**Work task:**
Which lines below contain the word "Finest"? Copy each one.

Data excerpts
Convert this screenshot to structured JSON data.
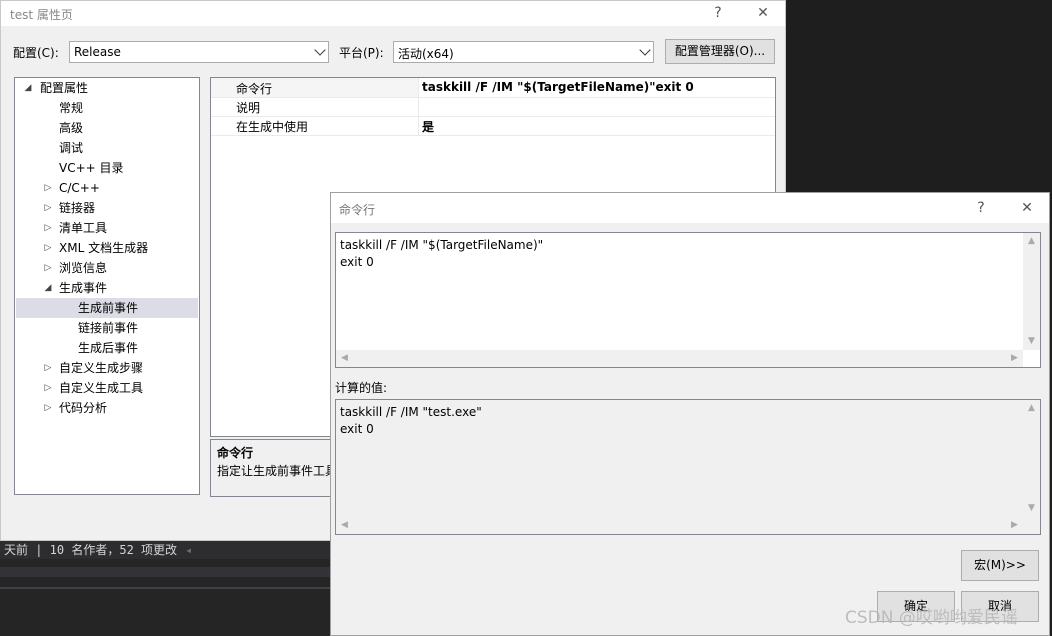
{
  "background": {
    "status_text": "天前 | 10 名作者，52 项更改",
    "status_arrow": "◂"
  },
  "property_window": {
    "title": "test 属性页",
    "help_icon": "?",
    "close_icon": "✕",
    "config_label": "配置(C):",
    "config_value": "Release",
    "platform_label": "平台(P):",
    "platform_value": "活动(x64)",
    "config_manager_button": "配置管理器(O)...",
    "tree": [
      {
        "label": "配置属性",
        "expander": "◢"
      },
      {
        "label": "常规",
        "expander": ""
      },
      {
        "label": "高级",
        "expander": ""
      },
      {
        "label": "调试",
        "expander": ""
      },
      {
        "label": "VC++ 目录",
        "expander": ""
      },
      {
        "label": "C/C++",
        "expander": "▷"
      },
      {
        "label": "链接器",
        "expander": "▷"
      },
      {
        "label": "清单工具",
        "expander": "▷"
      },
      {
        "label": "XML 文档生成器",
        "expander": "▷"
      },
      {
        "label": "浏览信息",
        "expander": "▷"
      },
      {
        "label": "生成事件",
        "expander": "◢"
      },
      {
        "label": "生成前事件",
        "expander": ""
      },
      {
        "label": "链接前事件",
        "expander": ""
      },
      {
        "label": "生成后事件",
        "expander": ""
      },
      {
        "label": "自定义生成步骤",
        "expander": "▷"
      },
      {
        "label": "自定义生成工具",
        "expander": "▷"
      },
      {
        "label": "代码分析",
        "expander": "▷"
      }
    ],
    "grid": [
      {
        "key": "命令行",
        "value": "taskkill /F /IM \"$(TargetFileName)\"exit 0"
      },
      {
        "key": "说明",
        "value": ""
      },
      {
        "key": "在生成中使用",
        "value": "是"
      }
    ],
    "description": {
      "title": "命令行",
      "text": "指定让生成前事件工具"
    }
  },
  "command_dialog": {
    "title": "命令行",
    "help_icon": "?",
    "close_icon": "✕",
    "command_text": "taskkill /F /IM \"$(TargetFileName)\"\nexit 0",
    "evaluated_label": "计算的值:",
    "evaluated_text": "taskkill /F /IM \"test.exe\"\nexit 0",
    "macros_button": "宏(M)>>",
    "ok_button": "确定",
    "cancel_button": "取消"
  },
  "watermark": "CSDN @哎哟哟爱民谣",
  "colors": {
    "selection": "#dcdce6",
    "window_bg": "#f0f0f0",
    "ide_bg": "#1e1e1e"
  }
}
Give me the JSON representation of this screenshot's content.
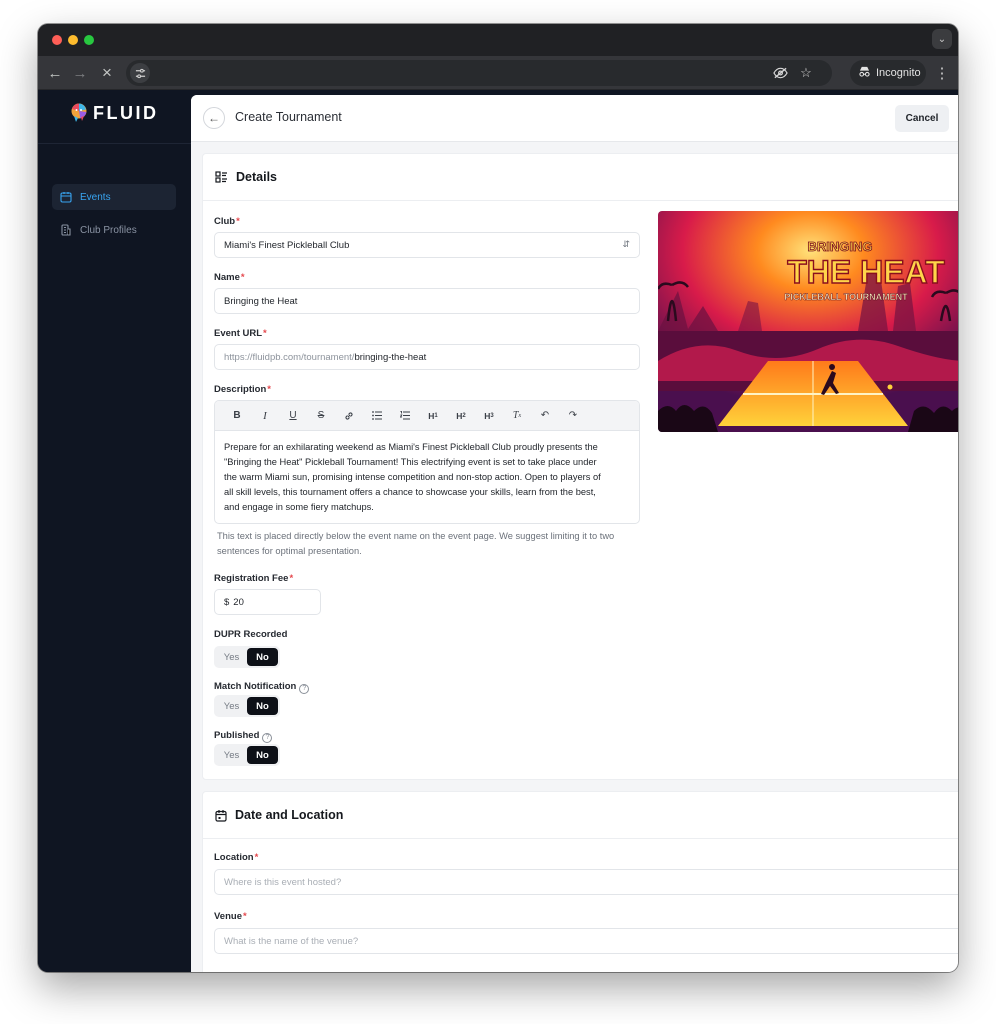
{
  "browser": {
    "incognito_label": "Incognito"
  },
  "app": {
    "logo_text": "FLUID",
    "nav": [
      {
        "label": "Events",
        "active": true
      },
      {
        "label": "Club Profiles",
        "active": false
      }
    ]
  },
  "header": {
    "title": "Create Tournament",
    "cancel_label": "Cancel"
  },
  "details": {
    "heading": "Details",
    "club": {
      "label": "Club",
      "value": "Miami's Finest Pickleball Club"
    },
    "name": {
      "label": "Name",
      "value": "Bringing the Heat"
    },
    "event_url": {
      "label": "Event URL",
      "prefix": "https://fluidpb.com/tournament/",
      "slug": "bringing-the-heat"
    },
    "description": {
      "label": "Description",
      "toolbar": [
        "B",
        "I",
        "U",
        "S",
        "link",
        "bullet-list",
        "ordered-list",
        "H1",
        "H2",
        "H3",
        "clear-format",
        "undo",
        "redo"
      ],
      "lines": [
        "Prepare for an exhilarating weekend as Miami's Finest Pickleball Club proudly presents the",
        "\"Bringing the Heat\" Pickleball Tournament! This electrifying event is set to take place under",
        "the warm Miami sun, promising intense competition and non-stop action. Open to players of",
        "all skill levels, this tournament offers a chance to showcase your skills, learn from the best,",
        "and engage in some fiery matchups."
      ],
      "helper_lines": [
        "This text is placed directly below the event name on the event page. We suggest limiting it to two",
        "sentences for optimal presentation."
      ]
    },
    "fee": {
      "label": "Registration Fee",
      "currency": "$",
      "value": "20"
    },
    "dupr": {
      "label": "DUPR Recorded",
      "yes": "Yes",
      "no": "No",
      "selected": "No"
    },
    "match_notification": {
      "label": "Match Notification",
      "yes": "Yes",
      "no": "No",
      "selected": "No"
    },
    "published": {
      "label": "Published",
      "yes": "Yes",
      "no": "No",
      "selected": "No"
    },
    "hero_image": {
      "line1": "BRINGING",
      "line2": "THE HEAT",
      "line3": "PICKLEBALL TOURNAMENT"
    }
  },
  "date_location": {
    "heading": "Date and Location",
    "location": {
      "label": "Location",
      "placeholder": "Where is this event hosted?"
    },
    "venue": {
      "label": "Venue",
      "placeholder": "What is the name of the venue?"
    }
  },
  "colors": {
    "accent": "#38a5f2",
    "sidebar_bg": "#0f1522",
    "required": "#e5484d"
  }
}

**Solution for this problem:**
      "value": "Miami's Finest Pickleball Club"
        "Prepare for an exhilarating weekend as Miami's Finest Pickleball Club proudly presents the",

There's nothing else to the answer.